The most heated part of the discussion was about Microsoft message around the HTML 5 vs Silverlight. Steve Balmer’s message about Silverlight was… well there was no message, he didn’t explicitly talk about it. Of course, he talked a lot about Windows Phone 7 development, which has to be done in Silverlight, but he didn’t mention the ‘S’ word
What he did talk about though was HTML 5. As I mentioned yesterday, that was one of his key messages: Internet Explorer 9 / HTML 5. That was touted as the “glue between the client and the server”. If you read between the lines, you may interpret that Microsoft is now putting its weight behind HTML 5 instead of Silverlight. If you can read between the lines, you can read it in-the-lines of Bob Muglia, Microsoft President in charge of server and tools business.
This didn’t escape many of the people in the room. One of them actually made himself a Silverllight expert and basically just learned that he was old news. As he said, the problem with Silverlight is that once you’ve tried it, you don’t want to go back to java script!
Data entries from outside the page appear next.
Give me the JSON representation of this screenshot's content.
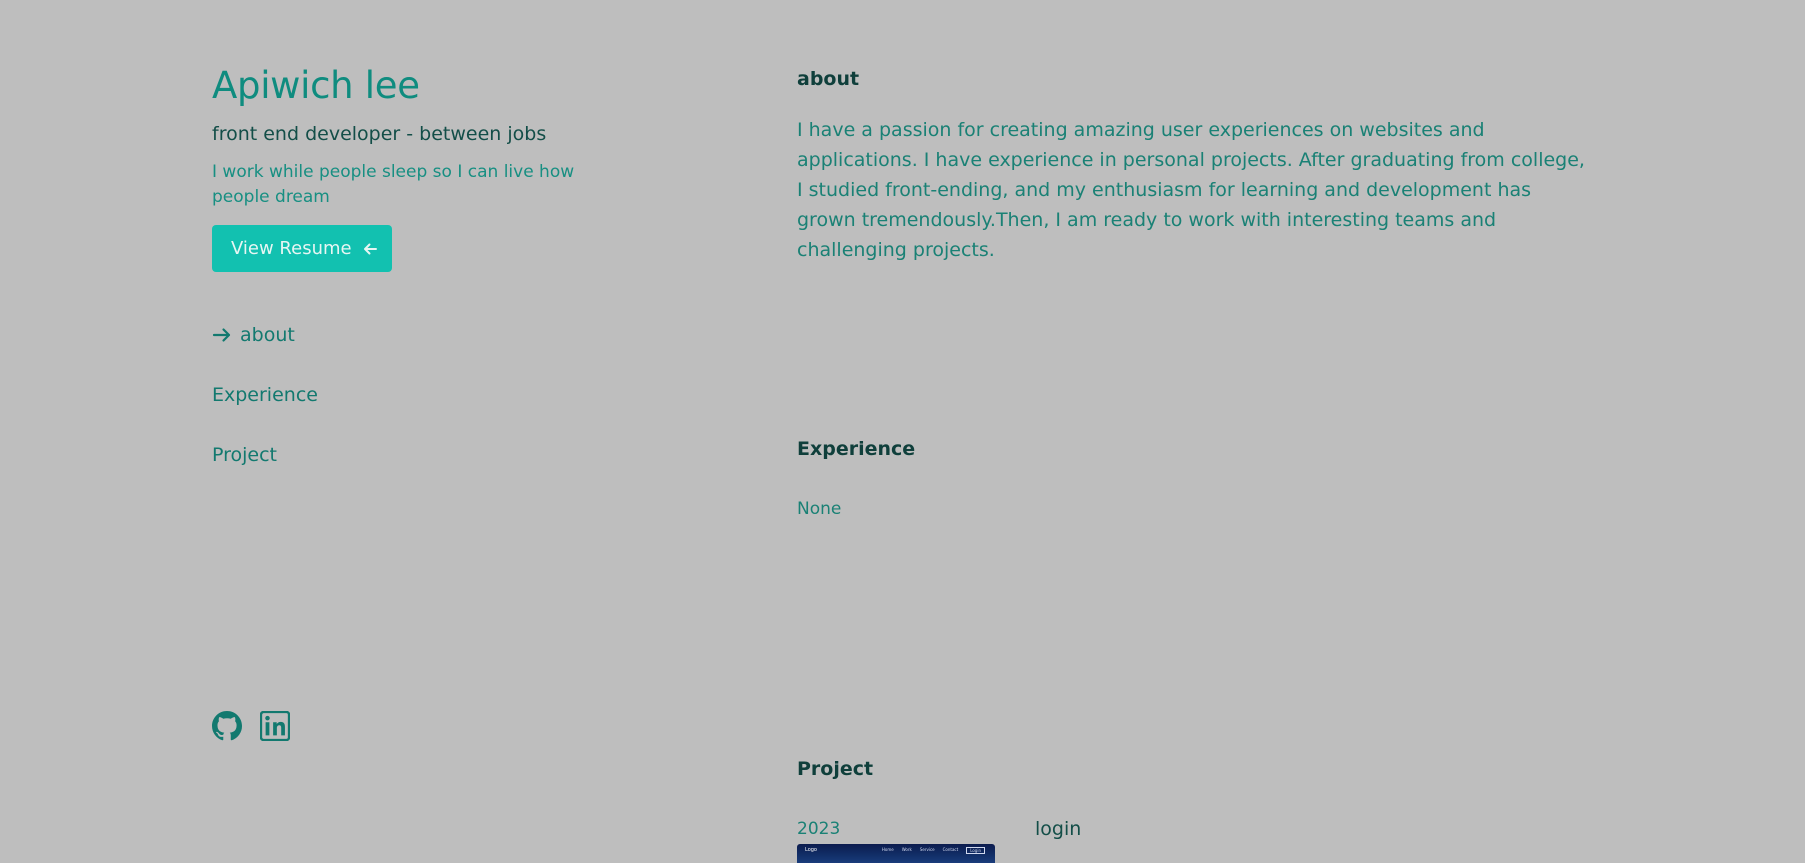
{
  "profile": {
    "name": "Apiwich lee",
    "role": "front end developer - between jobs",
    "tagline": "I work while people sleep so I can live how people dream",
    "resume_button": "View Resume"
  },
  "nav": {
    "items": [
      {
        "label": "about",
        "active": true
      },
      {
        "label": "Experience",
        "active": false
      },
      {
        "label": "Project",
        "active": false
      }
    ]
  },
  "socials": [
    {
      "icon": "github-icon"
    },
    {
      "icon": "linkedin-icon"
    }
  ],
  "about": {
    "title": "about",
    "text": "I have a passion for creating amazing user experiences on websites and applications. I have experience in personal projects. After graduating from college, I studied front-ending, and my enthusiasm for learning and development has grown tremendously.Then, I am ready to work with interesting teams and challenging projects."
  },
  "experience": {
    "title": "Experience",
    "value": "None"
  },
  "project": {
    "title": "Project",
    "items": [
      {
        "year": "2023",
        "name": "login",
        "thumb_logo": "Logo",
        "thumb_nav": [
          "Home",
          "Work",
          "Service",
          "Contact"
        ],
        "thumb_login": "Login"
      }
    ]
  },
  "colors": {
    "background": "#bebebe",
    "accent": "#12c1b0",
    "heading": "#0f8c7f",
    "text": "#1a8175",
    "dark": "#0f3f3b"
  }
}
It’s funny, because another person in the room got the same uneasy feeling when we talked about TFS in Azure. That person is an expert in TFS infrastructure and he just learned… he was old news. Both of those are MVPs, so I guess they felt betrayed on many levels.
But above betrayals, if you’re cutting edge today, where should you go? And where should you advise people to go?
Well… the thing is, I believe the question is still open.
That said, HTML 5 is offering quite a good share of what Silverlight is able to offer to the end-user. The coverage is way broader. But the developer experience is quite something else. Hence the complaints in the room.
Now I can see where Microsoft is coming from. They tied Internet Explorer 9 to the OS (it runs only on Windows Vista and more recent OS) in order to leverage the capacity to use hardware acceleration. That makes IE9 the fastest OS rendering and animating HTML-5. The competition will have trouble to follow them, especially that most of them (e.g. Chrome, Fire Fox) are available on many platforms. So they basically threw a curve at the competition.
A problem with this is that HTML 5 will be standard but the speed won’t. So you’re back to square one: do you want to develop rich application on a platform where the performance highly depends on the browser?
I think the dice have been thrown, but they’re still rolling on the table. For interactive-UI app, Flash & Silverlight will be the way to go for quite a while. But for simpler UI (ie %90 of what you interact with everyday), HTML is back in the game with HTML 5.
A lot of arguments in the room were around the fact that a lot of companies still have IE 6 on their desktop. Well, cutting-edge client computing isn’t happening on your corporate desktop, isn’t it? The winner of the cutting-edge competition today will end-up on your corporate desktop. Microsoft has two horses in the race, hedging their bet.